## What to do
Each line of the data below containing "label" needs to be listed.

## The data

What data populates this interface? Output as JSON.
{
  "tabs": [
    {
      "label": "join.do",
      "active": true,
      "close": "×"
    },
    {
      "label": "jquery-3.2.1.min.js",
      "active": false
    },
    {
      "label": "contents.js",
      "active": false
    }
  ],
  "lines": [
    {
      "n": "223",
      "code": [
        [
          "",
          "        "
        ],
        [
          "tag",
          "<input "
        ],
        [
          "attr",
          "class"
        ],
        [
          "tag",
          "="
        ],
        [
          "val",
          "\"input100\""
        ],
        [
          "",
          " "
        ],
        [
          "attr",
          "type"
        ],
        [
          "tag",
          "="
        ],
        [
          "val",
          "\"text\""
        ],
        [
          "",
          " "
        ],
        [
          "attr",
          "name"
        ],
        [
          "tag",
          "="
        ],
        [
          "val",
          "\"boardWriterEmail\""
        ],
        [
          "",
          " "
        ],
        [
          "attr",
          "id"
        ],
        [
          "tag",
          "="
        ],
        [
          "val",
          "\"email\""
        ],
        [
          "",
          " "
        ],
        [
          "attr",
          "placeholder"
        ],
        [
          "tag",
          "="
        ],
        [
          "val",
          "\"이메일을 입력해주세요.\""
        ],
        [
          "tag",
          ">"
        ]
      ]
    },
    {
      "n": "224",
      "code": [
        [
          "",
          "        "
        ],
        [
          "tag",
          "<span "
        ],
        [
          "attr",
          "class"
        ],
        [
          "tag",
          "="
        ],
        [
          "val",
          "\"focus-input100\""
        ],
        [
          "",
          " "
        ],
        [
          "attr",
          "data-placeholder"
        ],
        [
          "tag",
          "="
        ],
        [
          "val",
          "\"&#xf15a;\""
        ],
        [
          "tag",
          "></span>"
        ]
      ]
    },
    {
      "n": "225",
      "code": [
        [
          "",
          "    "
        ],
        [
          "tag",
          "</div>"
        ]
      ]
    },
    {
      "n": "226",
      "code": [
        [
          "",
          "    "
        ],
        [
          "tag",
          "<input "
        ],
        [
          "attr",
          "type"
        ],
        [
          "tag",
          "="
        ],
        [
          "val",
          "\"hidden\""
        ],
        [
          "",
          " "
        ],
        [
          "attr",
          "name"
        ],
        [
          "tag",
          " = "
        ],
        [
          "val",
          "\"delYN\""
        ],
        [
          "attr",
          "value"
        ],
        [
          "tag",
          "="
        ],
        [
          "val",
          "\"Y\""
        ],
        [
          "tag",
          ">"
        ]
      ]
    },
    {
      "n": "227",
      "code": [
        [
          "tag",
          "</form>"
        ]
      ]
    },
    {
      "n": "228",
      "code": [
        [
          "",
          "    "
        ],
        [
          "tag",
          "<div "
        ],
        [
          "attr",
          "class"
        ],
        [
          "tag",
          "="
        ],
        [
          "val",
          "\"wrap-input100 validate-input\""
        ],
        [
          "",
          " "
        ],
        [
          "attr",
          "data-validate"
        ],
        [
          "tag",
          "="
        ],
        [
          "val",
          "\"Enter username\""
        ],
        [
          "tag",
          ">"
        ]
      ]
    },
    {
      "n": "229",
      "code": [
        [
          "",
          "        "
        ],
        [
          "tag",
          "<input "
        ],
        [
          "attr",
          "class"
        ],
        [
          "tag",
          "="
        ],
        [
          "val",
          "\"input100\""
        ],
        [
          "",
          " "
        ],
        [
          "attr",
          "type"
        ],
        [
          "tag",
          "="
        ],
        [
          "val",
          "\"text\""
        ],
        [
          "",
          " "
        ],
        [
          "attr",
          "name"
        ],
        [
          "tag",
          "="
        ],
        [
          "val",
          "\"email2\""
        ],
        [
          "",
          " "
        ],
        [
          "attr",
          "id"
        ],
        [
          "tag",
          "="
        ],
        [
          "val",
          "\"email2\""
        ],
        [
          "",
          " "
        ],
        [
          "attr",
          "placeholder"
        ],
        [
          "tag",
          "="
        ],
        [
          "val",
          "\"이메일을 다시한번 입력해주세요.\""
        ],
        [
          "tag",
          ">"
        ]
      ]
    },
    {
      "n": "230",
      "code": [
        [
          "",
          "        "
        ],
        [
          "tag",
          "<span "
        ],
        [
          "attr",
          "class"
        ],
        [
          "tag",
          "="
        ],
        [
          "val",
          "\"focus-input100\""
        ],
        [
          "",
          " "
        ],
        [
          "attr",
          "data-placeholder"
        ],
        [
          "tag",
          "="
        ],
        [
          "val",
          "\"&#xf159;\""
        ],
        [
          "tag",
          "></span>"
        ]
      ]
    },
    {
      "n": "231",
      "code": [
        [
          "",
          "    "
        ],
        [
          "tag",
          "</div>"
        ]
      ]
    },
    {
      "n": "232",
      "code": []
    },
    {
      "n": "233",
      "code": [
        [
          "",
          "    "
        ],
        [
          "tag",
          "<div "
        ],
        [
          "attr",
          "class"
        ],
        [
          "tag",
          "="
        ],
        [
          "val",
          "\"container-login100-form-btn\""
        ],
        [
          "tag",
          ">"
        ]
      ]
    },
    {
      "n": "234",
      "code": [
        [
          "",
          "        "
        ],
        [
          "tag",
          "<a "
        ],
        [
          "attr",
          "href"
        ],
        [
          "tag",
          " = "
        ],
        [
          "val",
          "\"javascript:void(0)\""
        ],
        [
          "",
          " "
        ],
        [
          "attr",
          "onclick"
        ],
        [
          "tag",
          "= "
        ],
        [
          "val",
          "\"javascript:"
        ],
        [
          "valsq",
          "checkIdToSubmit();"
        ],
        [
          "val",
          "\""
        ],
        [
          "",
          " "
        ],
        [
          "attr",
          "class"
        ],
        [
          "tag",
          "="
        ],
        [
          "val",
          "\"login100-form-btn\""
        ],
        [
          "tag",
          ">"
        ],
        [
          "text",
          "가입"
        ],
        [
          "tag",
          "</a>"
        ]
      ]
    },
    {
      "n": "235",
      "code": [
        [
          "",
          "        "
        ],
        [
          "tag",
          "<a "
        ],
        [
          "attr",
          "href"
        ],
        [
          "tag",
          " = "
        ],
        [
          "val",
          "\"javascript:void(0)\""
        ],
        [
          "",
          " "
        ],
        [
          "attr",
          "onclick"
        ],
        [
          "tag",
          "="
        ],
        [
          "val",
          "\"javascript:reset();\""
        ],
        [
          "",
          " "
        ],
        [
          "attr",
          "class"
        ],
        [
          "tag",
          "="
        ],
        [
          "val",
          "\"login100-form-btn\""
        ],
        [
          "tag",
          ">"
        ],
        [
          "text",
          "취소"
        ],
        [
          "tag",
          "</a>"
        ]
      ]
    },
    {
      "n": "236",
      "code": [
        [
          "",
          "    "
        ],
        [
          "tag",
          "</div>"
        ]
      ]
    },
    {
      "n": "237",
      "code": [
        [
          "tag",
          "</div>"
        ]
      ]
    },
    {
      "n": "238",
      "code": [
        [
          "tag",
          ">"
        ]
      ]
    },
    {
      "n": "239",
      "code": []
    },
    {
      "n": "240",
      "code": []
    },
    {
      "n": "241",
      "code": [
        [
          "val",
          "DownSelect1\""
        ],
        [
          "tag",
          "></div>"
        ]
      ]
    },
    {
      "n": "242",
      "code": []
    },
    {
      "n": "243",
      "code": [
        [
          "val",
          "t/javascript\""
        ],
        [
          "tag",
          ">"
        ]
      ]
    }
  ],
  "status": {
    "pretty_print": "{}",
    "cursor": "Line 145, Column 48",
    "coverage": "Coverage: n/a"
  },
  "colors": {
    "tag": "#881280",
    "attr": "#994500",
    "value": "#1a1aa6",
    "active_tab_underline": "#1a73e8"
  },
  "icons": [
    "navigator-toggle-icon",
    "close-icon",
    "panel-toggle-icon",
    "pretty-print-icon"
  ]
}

## Answer section
      "label": "join.do",
      "label": "jquery-3.2.1.min.js",
      "label": "contents.js",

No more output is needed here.